## Exercise details
Locate the lines of the listing below that hold "name", then copy each of them.

## Stored data

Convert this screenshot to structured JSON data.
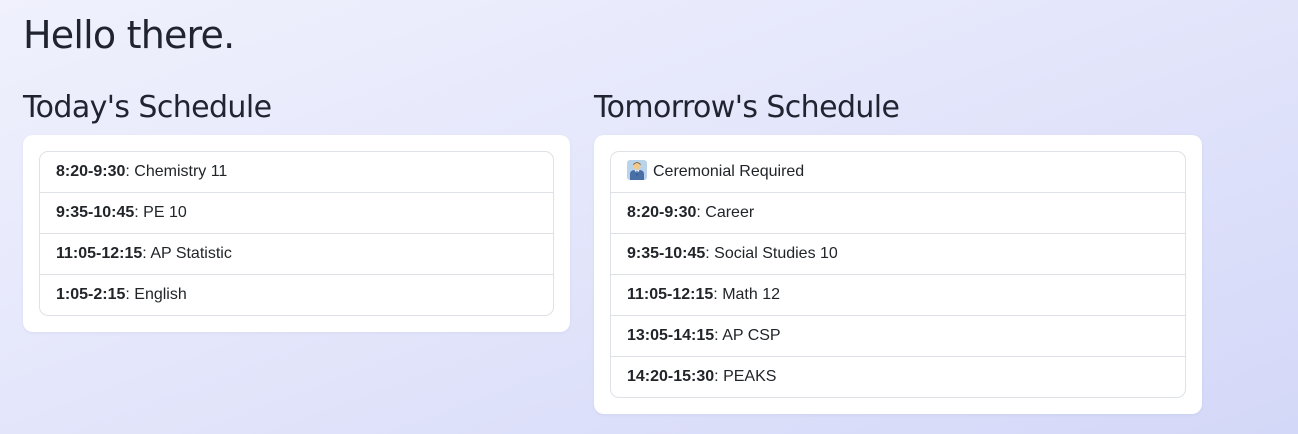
{
  "greeting": "Hello there.",
  "today": {
    "title": "Today's Schedule",
    "items": [
      {
        "time": "8:20-9:30",
        "sep": ": ",
        "name": "Chemistry 11"
      },
      {
        "time": "9:35-10:45",
        "sep": ": ",
        "name": "PE 10"
      },
      {
        "time": "11:05-12:15",
        "sep": ": ",
        "name": "AP Statistic"
      },
      {
        "time": "1:05-2:15",
        "sep": ": ",
        "name": "English"
      }
    ]
  },
  "tomorrow": {
    "title": "Tomorrow's Schedule",
    "notice": {
      "icon": "person-in-suit-emoji-icon",
      "text": "Ceremonial Required"
    },
    "items": [
      {
        "time": "8:20-9:30",
        "sep": ": ",
        "name": "Career"
      },
      {
        "time": "9:35-10:45",
        "sep": ": ",
        "name": "Social Studies 10"
      },
      {
        "time": "11:05-12:15",
        "sep": ": ",
        "name": "Math 12"
      },
      {
        "time": "13:05-14:15",
        "sep": ": ",
        "name": "AP CSP"
      },
      {
        "time": "14:20-15:30",
        "sep": ": ",
        "name": "PEAKS"
      }
    ]
  }
}
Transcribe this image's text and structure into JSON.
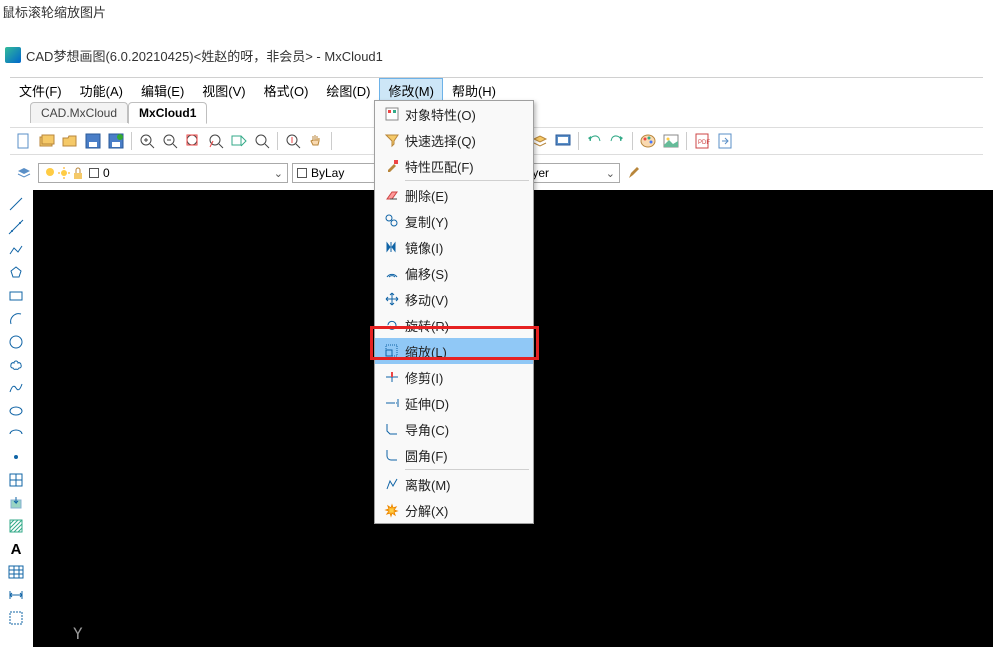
{
  "context_caption": "鼠标滚轮缩放图片",
  "window_title": "CAD梦想画图(6.0.20210425)<姓赵的呀，非会员> - MxCloud1",
  "menus": {
    "file": "文件(F)",
    "function": "功能(A)",
    "edit": "编辑(E)",
    "view": "视图(V)",
    "format": "格式(O)",
    "draw": "绘图(D)",
    "modify": "修改(M)",
    "help": "帮助(H)"
  },
  "tabs": {
    "inactive": "CAD.MxCloud",
    "active": "MxCloud1"
  },
  "layer_value": "0",
  "prop1": "ByLay",
  "prop2": "ByLayer",
  "modify_menu": {
    "props": "对象特性(O)",
    "quicksel": "快速选择(Q)",
    "matchprop": "特性匹配(F)",
    "delete": "删除(E)",
    "copy": "复制(Y)",
    "mirror": "镜像(I)",
    "offset": "偏移(S)",
    "move": "移动(V)",
    "rotate": "旋转(R)",
    "scale": "缩放(L)",
    "trim": "修剪(I)",
    "extend": "延伸(D)",
    "chamfer": "导角(C)",
    "fillet": "圆角(F)",
    "explode_m": "离散(M)",
    "explode_x": "分解(X)"
  },
  "coord_y": "Y"
}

## Answer to the exercise
        "name": "Chemistry 11"
        "name": "PE 10"
        "name": "AP Statistic"
        "name": "English"
        "name": "Career"
        "name": "Social Studies 10"
        "name": "Math 12"
        "name": "AP CSP"
        "name": "PEAKS"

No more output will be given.